  • Are the eyes dry, cloudy, watery, discoloured, or showing a discharge? Does his or her eyesight seem to be deteriorating?
  • Do the ears seem to be a source of discomfort? You might notice head shaking, itchiness, a foul smell, crustiness, discharge, or apparent loss of hearing.
  • Check the teeth: are any broken or loose, does the breath smell bad, are there signs of tartar or plaque, or are the gums red or receding?
  • Is the animal’s breathing laboured or irregular? Is he or she coughing, gagging, sneezing, congested, or breathing open-mouthed?
  • Have you noticed vomiting, a loss of appetite, constipation, straining, diarrhoea, or loose, bloody, or black stools?
  • Is there redness or discharge around the anus or genitals?
  • Are the animal’s paws tender, or are the nails split, overgrown, or ingrown?

Many of these symptoms are caused by conditions that are highly treatable, so be sure to get your animals to the vet right away so they can start on the road to recovery and feeling better.

senior cat

Caring for a Senior Animal

  • Do elevate your animals’ food and water bowls so that they don’t have to crouch down to eat and drink.
  • Do walk, play with, and exercise your animal – movement and activity are good for every system in the body.
  • Do make sure that your dog gets more frequent toilet breaks and your cat has access to a clean litter tray at all times.
  • Do help animals stay warm in winter (coats, sweaters, heating pads) and cool in summer (kiddie swimming pools, fans, air conditioning).
  • Do put down non-skid flooring indoors.
  • Do provide animals with comfortable, quality bedding to cushion their ageing joints.
  • Do give your animals a safe, quiet, and peaceful place to which they can retreat.
  • Do consider putting a permanent ramp for dogs over your steps and carrying one in your car.
  • Do get blood tests done once a year, even if you think nothing is wrong.
  • Don’t let senior animals jump out of your vehicle or off the couch or bed.
  • Don’t assume that health problems are just an inevitable symptom of old age – seek professional advice from a trusted veterinarian.
  • Don’t put your animals through painful surgeries or other procedures that have little chance of prolonging life, that come with a lengthy or difficult rehabilitation, and/or that will result in a poor quality of life.

senior dog

Know When to Say ‘When’ on Your Animal’s Behalf

Some conditions are not treatable and cause considerable discomfort. If you’re pretty sure that your animal is in pain every day and/or has a terminal illness, don’t prolong the agony just because the decision to euthanise is hard to make. Put your companion’s comfort first.

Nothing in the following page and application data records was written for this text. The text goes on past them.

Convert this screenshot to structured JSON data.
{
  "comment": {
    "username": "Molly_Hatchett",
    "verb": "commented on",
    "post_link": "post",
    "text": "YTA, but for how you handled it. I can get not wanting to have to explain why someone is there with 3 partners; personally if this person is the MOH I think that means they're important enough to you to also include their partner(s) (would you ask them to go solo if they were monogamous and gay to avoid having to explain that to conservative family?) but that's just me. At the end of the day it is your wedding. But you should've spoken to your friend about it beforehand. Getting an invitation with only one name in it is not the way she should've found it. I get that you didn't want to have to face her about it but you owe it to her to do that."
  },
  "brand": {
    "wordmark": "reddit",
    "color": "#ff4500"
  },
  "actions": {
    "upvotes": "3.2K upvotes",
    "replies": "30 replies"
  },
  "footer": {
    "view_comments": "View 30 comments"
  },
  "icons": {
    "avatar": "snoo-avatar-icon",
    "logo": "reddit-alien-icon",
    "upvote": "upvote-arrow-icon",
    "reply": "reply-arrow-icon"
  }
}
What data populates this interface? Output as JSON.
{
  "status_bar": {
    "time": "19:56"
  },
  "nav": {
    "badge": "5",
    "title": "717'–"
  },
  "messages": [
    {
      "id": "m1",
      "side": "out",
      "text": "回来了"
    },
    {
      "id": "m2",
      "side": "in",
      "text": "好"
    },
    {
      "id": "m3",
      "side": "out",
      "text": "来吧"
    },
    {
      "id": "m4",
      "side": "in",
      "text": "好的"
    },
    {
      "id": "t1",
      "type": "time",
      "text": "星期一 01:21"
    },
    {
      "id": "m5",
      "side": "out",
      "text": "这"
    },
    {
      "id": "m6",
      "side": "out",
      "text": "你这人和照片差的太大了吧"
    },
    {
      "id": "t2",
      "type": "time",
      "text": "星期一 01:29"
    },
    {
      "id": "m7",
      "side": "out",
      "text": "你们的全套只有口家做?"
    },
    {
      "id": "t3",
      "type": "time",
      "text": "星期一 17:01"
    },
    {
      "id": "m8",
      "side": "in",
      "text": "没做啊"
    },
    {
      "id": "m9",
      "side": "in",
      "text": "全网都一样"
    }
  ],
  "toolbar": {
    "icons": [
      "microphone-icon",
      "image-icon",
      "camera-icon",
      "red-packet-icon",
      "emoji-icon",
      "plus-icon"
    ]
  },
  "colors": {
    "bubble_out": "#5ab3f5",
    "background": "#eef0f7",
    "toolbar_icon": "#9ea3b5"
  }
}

Our animals deserve a dignified, peaceful death – timed to take place before things become unbearable. When in doubt, consult someone whose judgement you trust. Get a second opinion and a third if you need to, but if your gut tells you that your animal is suffering, don’t delay – arrange for euthanasia as quickly as possible, preferably at home, surrounded by his or her loved ones.